(Web page and app entries)
::::

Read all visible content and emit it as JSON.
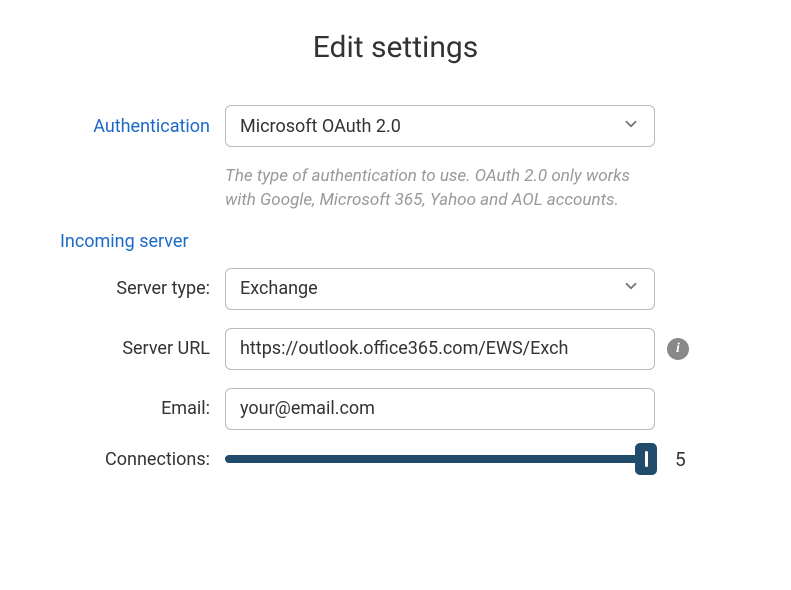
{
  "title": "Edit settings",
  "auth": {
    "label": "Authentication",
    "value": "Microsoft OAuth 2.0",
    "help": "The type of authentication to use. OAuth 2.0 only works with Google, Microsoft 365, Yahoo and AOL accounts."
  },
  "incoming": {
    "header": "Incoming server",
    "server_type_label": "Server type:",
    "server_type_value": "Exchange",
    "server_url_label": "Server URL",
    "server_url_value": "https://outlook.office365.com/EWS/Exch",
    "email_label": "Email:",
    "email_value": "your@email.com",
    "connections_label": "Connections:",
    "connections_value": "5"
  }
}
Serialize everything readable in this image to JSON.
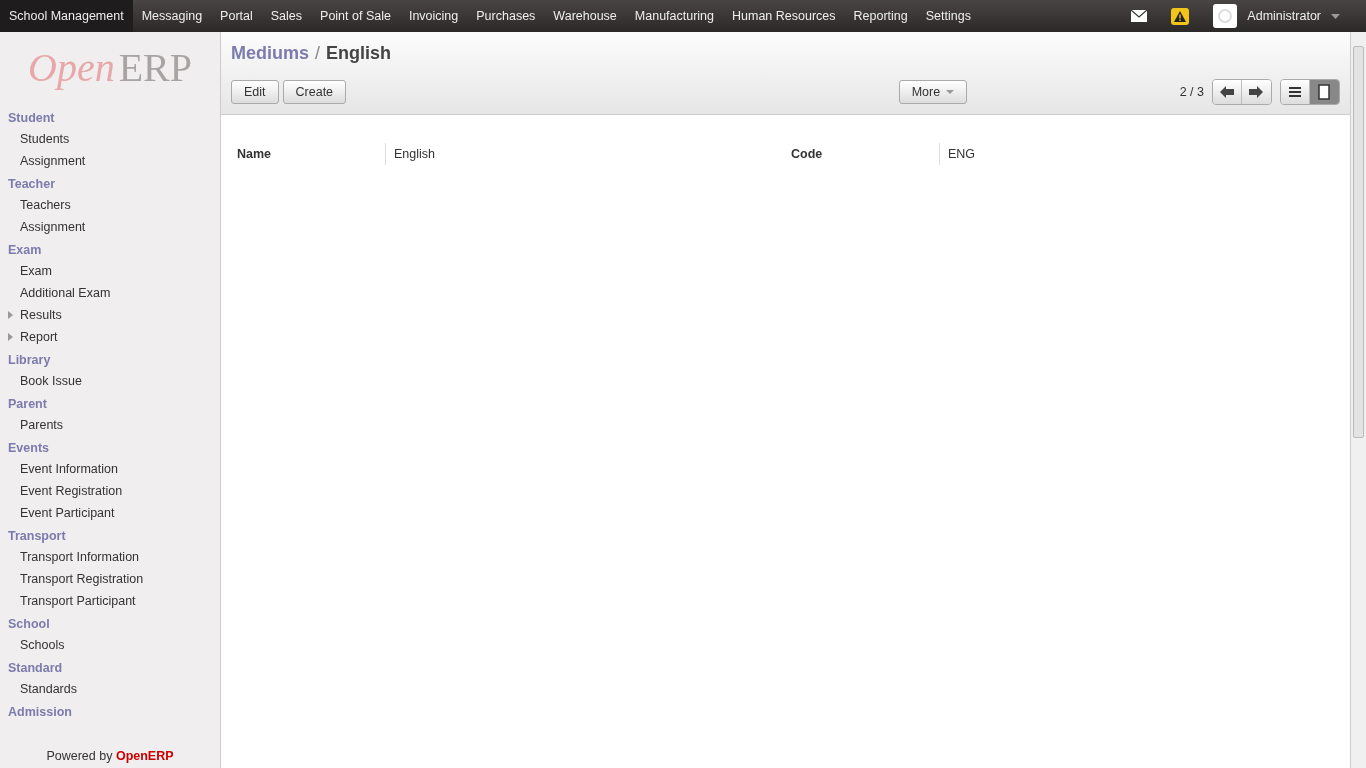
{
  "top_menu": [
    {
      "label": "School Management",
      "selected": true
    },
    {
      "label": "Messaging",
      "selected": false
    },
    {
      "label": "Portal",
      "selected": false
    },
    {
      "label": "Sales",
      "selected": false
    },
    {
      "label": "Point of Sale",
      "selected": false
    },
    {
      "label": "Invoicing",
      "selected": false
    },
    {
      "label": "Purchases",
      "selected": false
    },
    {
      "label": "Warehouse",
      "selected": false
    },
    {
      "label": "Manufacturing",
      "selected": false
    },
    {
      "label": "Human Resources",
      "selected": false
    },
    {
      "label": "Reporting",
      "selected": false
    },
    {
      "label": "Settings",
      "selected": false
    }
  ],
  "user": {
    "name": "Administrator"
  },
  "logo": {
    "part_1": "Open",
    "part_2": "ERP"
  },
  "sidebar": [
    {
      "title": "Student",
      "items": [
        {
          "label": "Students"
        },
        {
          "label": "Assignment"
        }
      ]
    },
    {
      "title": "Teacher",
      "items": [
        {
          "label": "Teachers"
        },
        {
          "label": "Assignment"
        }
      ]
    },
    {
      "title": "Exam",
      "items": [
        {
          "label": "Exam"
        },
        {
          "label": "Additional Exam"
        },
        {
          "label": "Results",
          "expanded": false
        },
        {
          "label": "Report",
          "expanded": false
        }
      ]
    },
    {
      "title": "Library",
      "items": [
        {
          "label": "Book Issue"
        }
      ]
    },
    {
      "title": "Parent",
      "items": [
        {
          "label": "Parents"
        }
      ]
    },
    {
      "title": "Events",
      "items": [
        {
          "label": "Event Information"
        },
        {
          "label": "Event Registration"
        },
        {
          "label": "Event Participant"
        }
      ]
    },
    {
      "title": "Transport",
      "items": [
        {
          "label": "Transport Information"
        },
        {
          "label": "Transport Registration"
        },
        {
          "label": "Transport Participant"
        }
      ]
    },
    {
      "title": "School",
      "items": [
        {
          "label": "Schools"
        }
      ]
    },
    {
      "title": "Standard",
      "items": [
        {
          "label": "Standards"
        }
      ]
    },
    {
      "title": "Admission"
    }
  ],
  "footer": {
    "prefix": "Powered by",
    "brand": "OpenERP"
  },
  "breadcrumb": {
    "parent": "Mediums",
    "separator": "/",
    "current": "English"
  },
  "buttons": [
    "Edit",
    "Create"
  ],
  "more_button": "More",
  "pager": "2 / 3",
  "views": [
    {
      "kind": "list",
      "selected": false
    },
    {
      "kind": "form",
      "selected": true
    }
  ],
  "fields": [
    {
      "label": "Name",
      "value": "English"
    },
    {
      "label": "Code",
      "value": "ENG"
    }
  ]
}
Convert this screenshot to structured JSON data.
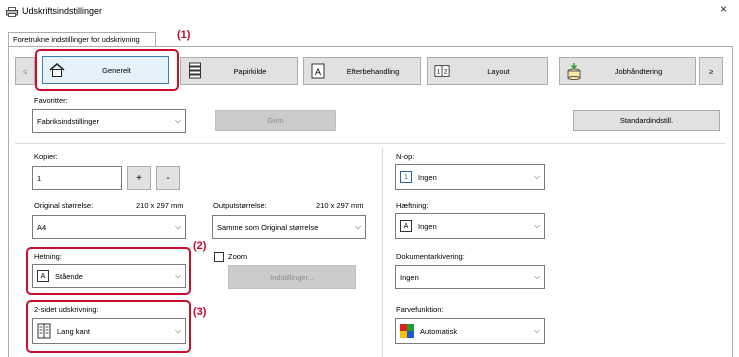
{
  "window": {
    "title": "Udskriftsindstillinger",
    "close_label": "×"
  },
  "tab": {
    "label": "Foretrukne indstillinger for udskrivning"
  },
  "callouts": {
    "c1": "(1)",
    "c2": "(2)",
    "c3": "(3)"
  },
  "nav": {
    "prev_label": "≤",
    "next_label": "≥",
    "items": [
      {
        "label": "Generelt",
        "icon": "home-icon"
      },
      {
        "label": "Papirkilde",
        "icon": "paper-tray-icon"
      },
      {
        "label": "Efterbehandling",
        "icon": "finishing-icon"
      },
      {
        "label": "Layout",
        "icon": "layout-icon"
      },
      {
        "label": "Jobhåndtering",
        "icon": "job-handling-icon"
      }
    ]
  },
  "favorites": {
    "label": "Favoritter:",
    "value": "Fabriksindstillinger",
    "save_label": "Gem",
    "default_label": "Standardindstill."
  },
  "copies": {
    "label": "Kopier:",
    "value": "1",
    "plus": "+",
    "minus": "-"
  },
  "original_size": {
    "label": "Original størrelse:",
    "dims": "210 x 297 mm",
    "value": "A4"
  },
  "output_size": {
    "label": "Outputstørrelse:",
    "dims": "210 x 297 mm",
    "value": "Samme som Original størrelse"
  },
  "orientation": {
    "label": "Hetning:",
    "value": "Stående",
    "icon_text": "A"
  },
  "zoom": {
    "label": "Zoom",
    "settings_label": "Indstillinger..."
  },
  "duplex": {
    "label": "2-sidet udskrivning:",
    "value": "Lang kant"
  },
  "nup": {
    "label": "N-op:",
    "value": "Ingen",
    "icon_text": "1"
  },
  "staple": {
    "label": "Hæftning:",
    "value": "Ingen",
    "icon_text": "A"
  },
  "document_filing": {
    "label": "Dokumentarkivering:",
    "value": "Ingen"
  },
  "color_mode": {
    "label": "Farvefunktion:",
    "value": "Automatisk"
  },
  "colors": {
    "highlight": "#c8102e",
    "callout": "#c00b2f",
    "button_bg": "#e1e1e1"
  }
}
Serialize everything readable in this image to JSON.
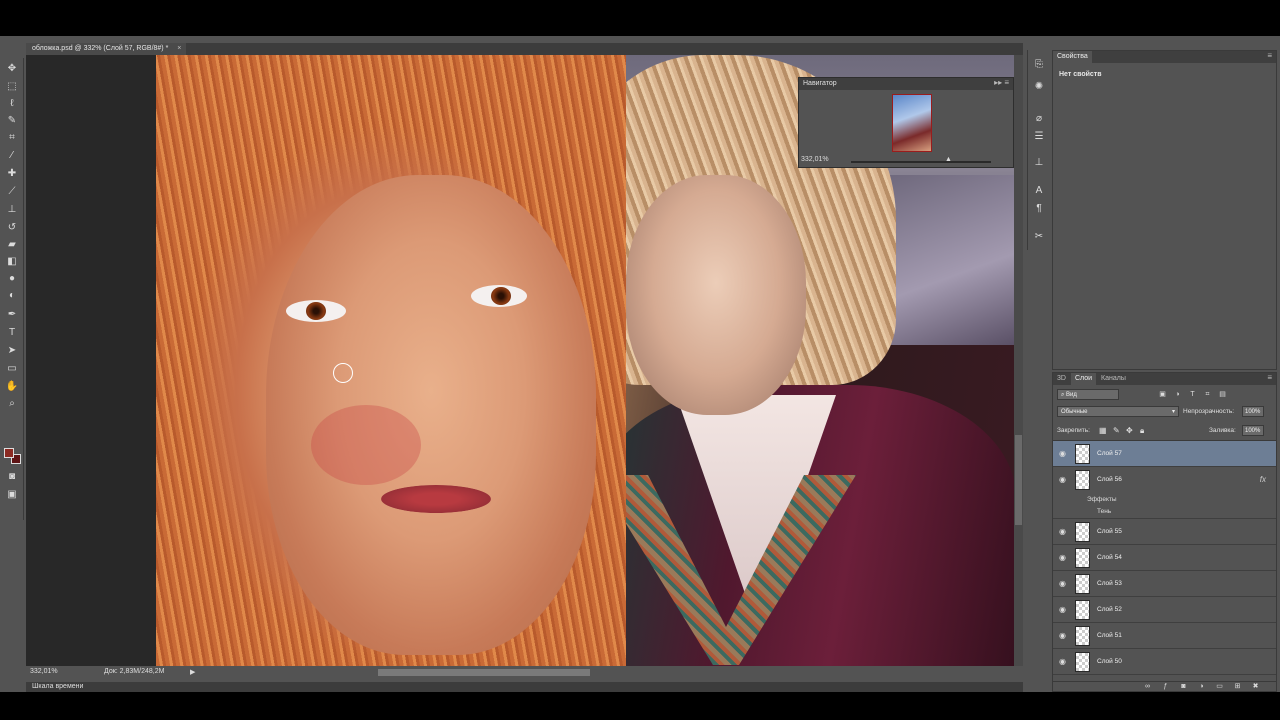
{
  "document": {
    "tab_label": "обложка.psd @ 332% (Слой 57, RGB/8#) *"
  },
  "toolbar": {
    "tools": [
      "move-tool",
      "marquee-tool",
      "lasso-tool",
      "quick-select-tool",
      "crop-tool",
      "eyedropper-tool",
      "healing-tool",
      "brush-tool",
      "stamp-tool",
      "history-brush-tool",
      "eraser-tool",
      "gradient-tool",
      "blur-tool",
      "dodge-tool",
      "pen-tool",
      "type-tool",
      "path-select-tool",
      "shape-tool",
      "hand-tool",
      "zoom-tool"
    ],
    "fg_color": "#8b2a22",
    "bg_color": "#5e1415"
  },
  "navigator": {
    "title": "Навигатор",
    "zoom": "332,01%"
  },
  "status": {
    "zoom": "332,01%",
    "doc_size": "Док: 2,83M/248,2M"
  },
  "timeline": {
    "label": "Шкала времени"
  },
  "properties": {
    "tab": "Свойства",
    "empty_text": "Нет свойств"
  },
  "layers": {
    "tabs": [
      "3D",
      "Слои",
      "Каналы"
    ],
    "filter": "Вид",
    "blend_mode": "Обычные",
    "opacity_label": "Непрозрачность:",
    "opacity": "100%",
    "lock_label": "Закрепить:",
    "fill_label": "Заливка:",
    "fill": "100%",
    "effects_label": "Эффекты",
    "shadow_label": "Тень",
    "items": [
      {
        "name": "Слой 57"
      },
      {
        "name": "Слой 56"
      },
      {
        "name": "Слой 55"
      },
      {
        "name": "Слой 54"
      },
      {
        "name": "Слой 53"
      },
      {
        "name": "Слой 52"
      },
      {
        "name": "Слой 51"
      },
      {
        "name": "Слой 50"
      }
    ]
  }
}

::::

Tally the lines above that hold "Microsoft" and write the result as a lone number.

2